I’m trying not to confuse you with terminology, so I’ll answer your question this way:
A normal squared stance in the box is with both feet “toeing” along the same line, about shoulder width apart for most people.
A closed stance is with both feet “toeing” along the same line, but the front foot is drawn back close to the back foot, with most of the body’s weight resting on the back leg/foot.
An open stance is with the front foot positioned in the picture shown in my last posting…
A back door closed stance is with the front foot in a squared stance position, but here the back foot is drawn back, much like a reverse open stance.
A back door open stance is with the front foot in a normal squared stance, but the back foot is moved forward slightly.

Try each stance and see how your bat swipe starts, continues, and finishes it’s swing.

You’d be amazed at the different swipe patterns that influence your bat swing. In addition, each placement is used for a reason - deliberately.

Next, try these arm postures and again, notice the influence on your bat’s swing.

= both elbows up and in line with one another
= front elbow up, back elbow down
= front elbow down, back elbow down
= front elbow down, back elbow up.

Now if you’re really ambitious, start with a squared stance, and go through every elbow position that I listed.
Then go through every other foot position and again, change elbow position’s.

Take special note on the video of exactly what your bat is doing and what its not. If you need help, ask your parents to pick apart your video.

Now here comes the really neat part of this set of drills. Put a baseball on the Tee and watch where the ball goes, and how the ball’s flight is impacted.

A batter that masters this part of being “at bat” is a pitcher’s nightmare.


#6

You don’t want to swing a level bat. You want the bat head at a -20 or -25 degree angle to the knob. Post a video so we can see if we are talking about the same thing. I’m pretty good with hitters.


#7

WiseGuy
Your interpretation of how you swing and the contact point at which you seem to have the greatest success depends on where your contact is.

For example, if you’re in the top of the order, you’ll usually make contact off your front hip. Middle of the batting order you’ll more than likely make contact off your midsection. Those batters in the bottom of the order usually make contact off their back hip. I make those comments only to get a better idea of what you do and your observation(s) of how you swing.

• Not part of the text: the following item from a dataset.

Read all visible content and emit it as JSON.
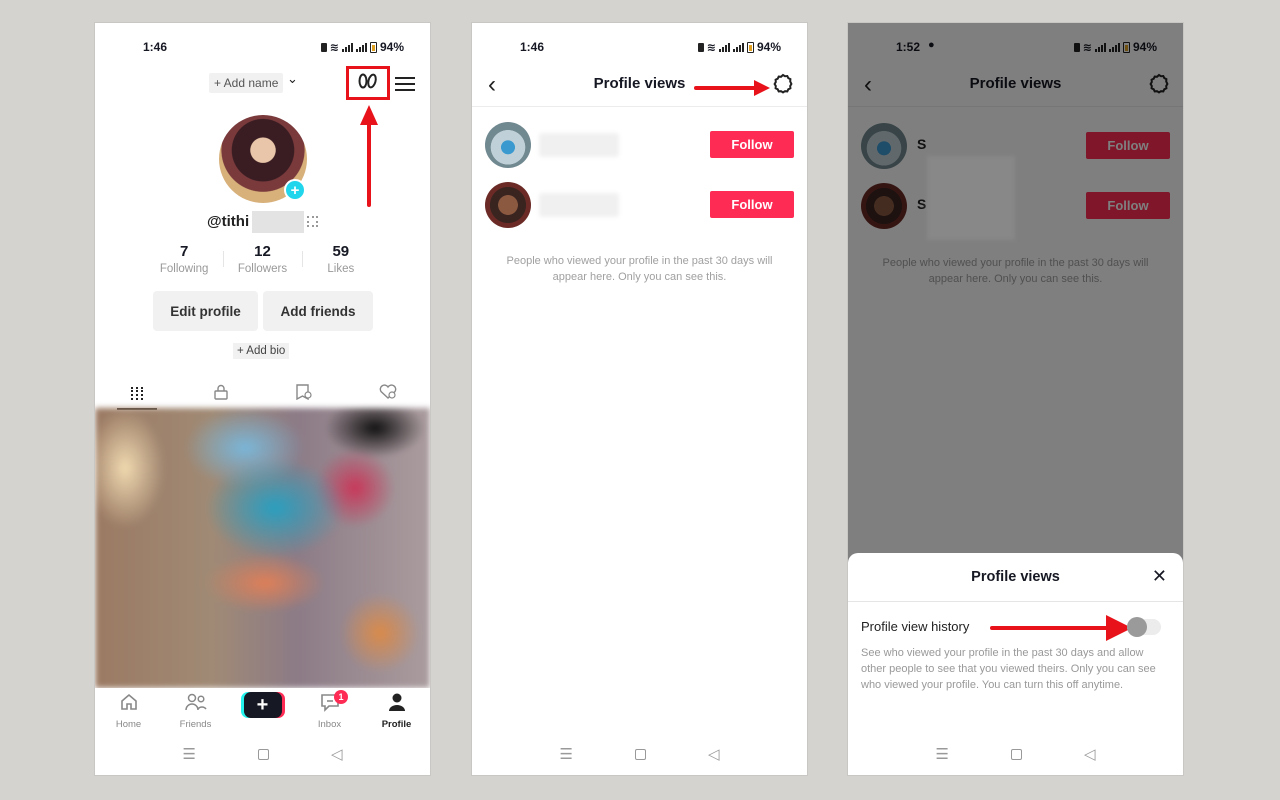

So, depending on where you make your contact with the ball - and a lot goes into what your chasing at the time, your swing will vary greatly from pitch to pitch. In fact, if your pitched a ball down and in, you’re more than likely to swing with a signature that’s dictated by your body’s total posture at bat. Hence, balls being hit on the narrow neck of the bat have a look that resembles a “flat” swing. If on the other hand, you’re trying to make contact with a breaking ball -hard in or lazy, your swing will be totally different.

I referred you to various body styles when at bat in an effort to get deeper into the physical characteristics of human motion and the associated tendencies of that/those motions.

In any event, like Coach Paul suggested, post some video if you can. Use a batting tee with your customary “at bat.”


#8

Thanks for the responses. I will try to post the video when I have the chance.